Our model is still able to recover the estimates correctly - about as well as it did in the typical model setting! This is because the additional parameters only contribute an increasingly small amount of information as a function of distance, reasonable *a priori* choices of the \(\theta\) spatial scale.

It is important to note the limitations of these simulations. To begin with, the exposure covariate \(\tilde{X}\) is an **unknown** function of the distances between the subjects and the businesses and the spatial scale.

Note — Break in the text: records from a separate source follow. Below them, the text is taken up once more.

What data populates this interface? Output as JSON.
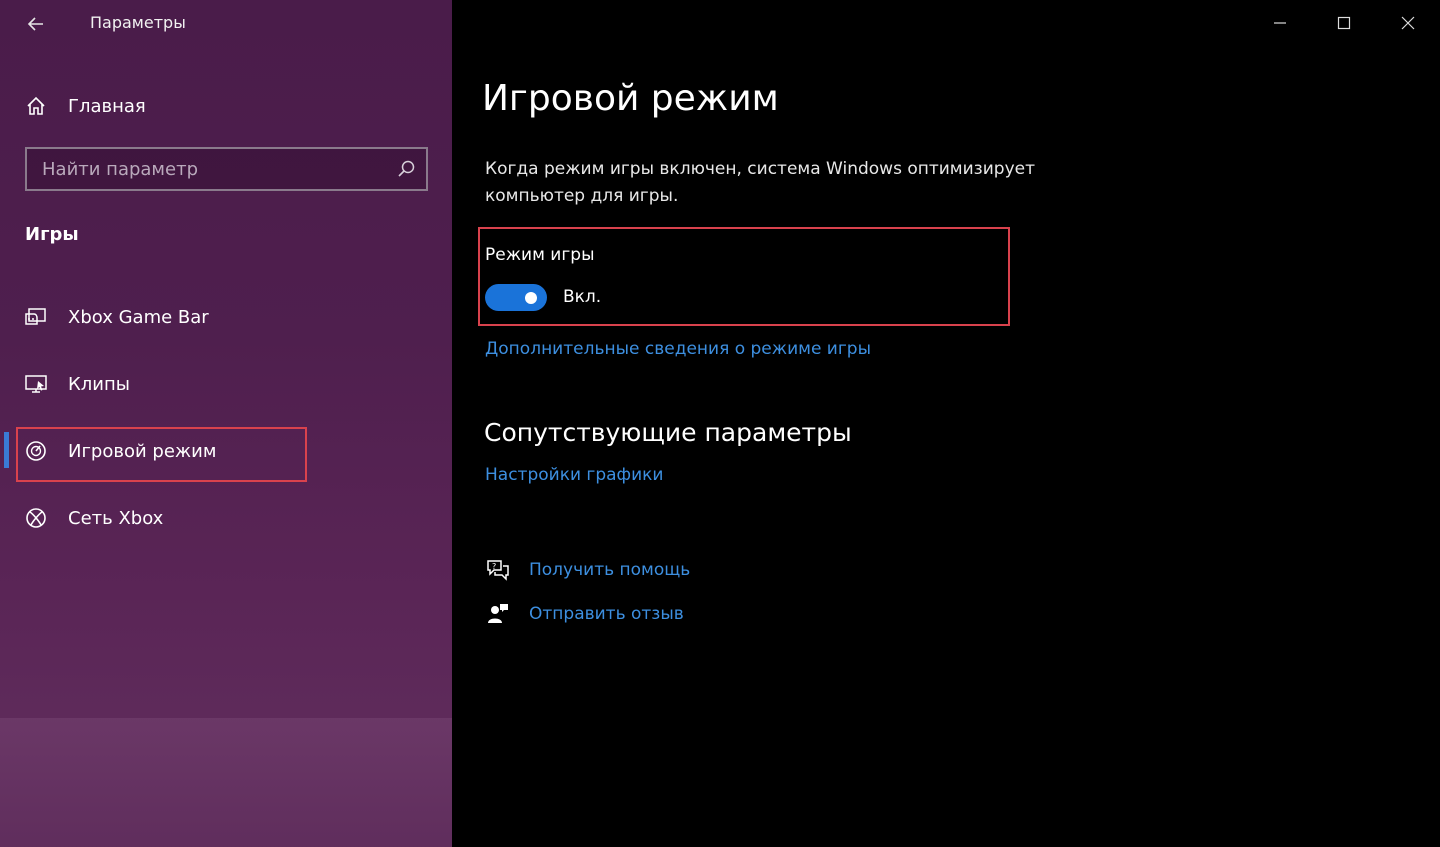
{
  "window": {
    "title": "Параметры",
    "controls": {
      "minimize": "minimize",
      "maximize": "maximize",
      "close": "close"
    }
  },
  "sidebar": {
    "home_label": "Главная",
    "search": {
      "placeholder": "Найти параметр",
      "value": ""
    },
    "section_label": "Игры",
    "items": [
      {
        "label": "Xbox Game Bar",
        "icon": "xbox-game-bar-icon"
      },
      {
        "label": "Клипы",
        "icon": "clips-icon"
      },
      {
        "label": "Игровой режим",
        "icon": "game-mode-icon",
        "selected": true
      },
      {
        "label": "Сеть Xbox",
        "icon": "xbox-icon"
      }
    ]
  },
  "main": {
    "title": "Игровой режим",
    "description": "Когда режим игры включен, система Windows оптимизирует компьютер для игры.",
    "toggle": {
      "title": "Режим игры",
      "state_label": "Вкл.",
      "on": true
    },
    "more_info_link": "Дополнительные сведения о режиме игры",
    "related": {
      "title": "Сопутствующие параметры",
      "graphics_link": "Настройки графики"
    },
    "help": {
      "get_help": "Получить помощь",
      "feedback": "Отправить отзыв"
    }
  },
  "colors": {
    "accent": "#1a73d9",
    "link": "#3d8fe0",
    "highlight": "#d9424d",
    "sidebar_bg": "#4f1f4e"
  }
}
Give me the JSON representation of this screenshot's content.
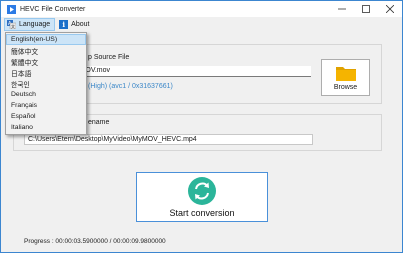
{
  "window": {
    "title": "HEVC File Converter"
  },
  "menubar": {
    "language": "Language",
    "about": "About",
    "about_icon_glyph": "i"
  },
  "language_menu": {
    "items": [
      "English(en-US)",
      "簡体中文",
      "繁體中文",
      "日本語",
      "한국인",
      "Deutsch",
      "Français",
      "Español",
      "Italiano"
    ],
    "selected": "English(en-US)"
  },
  "source": {
    "label": "p Source File",
    "path": "ktop\\MyVideo\\MyMOV.mov",
    "codec": "(High) (avc1 / 0x31637661)"
  },
  "browse": {
    "label": "Browse"
  },
  "output": {
    "label": "ename",
    "path": "C:\\Users\\Etern\\Desktop\\MyVideo\\MyMOV_HEVC.mp4"
  },
  "start": {
    "label": "Start conversion"
  },
  "progress": {
    "text": "Progress : 00:00:03.5900000 / 00:00:09.9800000"
  },
  "colors": {
    "accent": "#3c86d0",
    "codec_text": "#3b87c8",
    "folder": "#f5b400",
    "convert_icon": "#2bb59a"
  }
}
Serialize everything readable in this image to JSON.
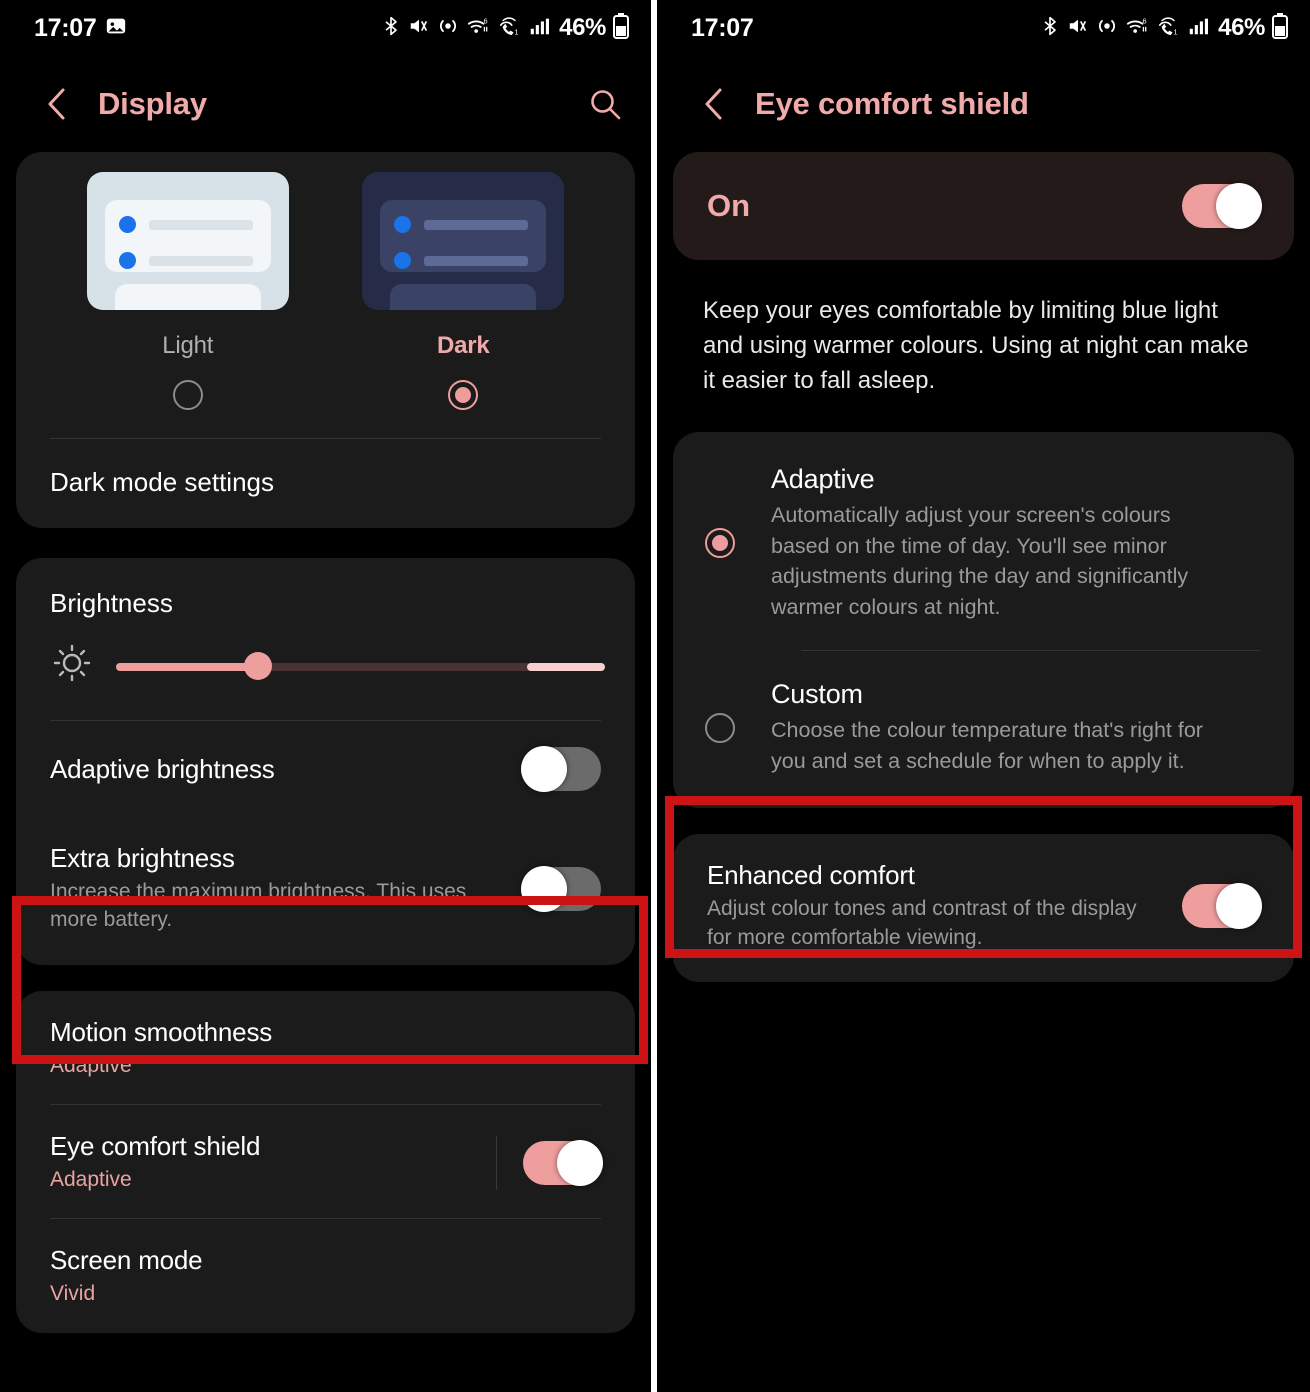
{
  "colors": {
    "accent": "#f1aaaa",
    "accent_toggle": "#ef9e9e",
    "highlight_box": "#cc1414",
    "card_bg": "#1b1b1b",
    "screen_bg": "#000000",
    "on_card_bg": "#241a1a"
  },
  "status_bar": {
    "time": "17:07",
    "battery_percent": "46%",
    "icons_left": [
      "image-icon"
    ],
    "icons_right": [
      "bluetooth-icon",
      "mute-vibrate-icon",
      "hotspot-icon",
      "wifi-6-icon",
      "wifi-calling-icon",
      "signal-bars-icon",
      "battery-icon"
    ]
  },
  "left_screen": {
    "appbar": {
      "back_icon": "chevron-left-icon",
      "title": "Display",
      "search_icon": "search-icon"
    },
    "theme_card": {
      "options": [
        {
          "label": "Light",
          "selected": false
        },
        {
          "label": "Dark",
          "selected": true
        }
      ],
      "dark_mode_settings": "Dark mode settings"
    },
    "brightness_card": {
      "title": "Brightness",
      "slider_icon": "brightness-sun-icon",
      "slider_value_percent": 29,
      "extra_zone_percent": 16,
      "rows": [
        {
          "title": "Adaptive brightness",
          "sub": "",
          "toggle": "off"
        },
        {
          "title": "Extra brightness",
          "sub": "Increase the maximum brightness. This uses more battery.",
          "toggle": "off",
          "highlighted": true
        }
      ]
    },
    "display_card": {
      "rows": [
        {
          "title": "Motion smoothness",
          "sub": "Adaptive",
          "toggle": null
        },
        {
          "title": "Eye comfort shield",
          "sub": "Adaptive",
          "toggle": "on"
        },
        {
          "title": "Screen mode",
          "sub": "Vivid",
          "toggle": null
        }
      ]
    }
  },
  "right_screen": {
    "appbar": {
      "back_icon": "chevron-left-icon",
      "title": "Eye comfort shield"
    },
    "master_switch": {
      "label": "On",
      "toggle": "on"
    },
    "description": "Keep your eyes comfortable by limiting blue light and using warmer colours. Using at night can make it easier to fall asleep.",
    "options": [
      {
        "title": "Adaptive",
        "desc": "Automatically adjust your screen's colours based on the time of day. You'll see minor adjustments during the day and significantly warmer colours at night.",
        "selected": true
      },
      {
        "title": "Custom",
        "desc": "Choose the colour temperature that's right for you and set a schedule for when to apply it.",
        "selected": false
      }
    ],
    "enhanced_comfort": {
      "title": "Enhanced comfort",
      "desc": "Adjust colour tones and contrast of the display for more comfortable viewing.",
      "toggle": "on",
      "highlighted": true
    }
  }
}
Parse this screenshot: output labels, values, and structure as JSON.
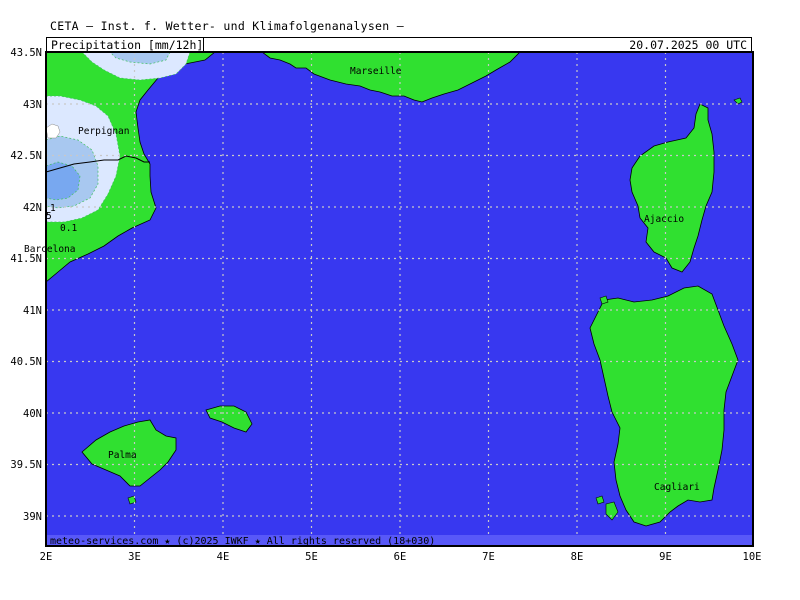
{
  "header": {
    "title": "CETA — Inst. f. Wetter- und Klimafolgenanalysen —",
    "variable": "Precipitation [mm/12h]",
    "valid_time": "20.07.2025 00 UTC"
  },
  "axes": {
    "lat_labels": [
      "43.5N",
      "43N",
      "42.5N",
      "42N",
      "41.5N",
      "41N",
      "40.5N",
      "40N",
      "39.5N",
      "39N"
    ],
    "lon_labels": [
      "2E",
      "3E",
      "4E",
      "5E",
      "6E",
      "7E",
      "8E",
      "9E",
      "10E"
    ]
  },
  "cities": [
    {
      "name": "Marseille"
    },
    {
      "name": "Perpignan"
    },
    {
      "name": "Barcelona"
    },
    {
      "name": "Ajaccio"
    },
    {
      "name": "Palma"
    },
    {
      "name": "Cagliari"
    }
  ],
  "contour_labels": [
    "1",
    "5",
    "0.1"
  ],
  "footer": {
    "text": "meteo-services.com ★ (c)2025 IWKF ★ All rights reserved (18+030)"
  },
  "colors": {
    "sea": "#3838f0",
    "land": "#30e030",
    "precip_light": "#dce8ff",
    "precip_mid": "#a8c8f0",
    "precip_heavy": "#78a8f0",
    "grid": "#c8c8c8",
    "footer_bar": "#5858f8"
  }
}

Thus these simulations do not represent the probably more realistic scenarios in which:

The businesses and subjects’ locations are correlated within and between features, resulting in a more highly skewed \(\tilde{X}\) distribution and possible collinearity issues or

The decay function is mis-specified or

The prior does not place high probability on the true spatial scale in these settings.

These areas for potential problems will be the subject of future vignettes.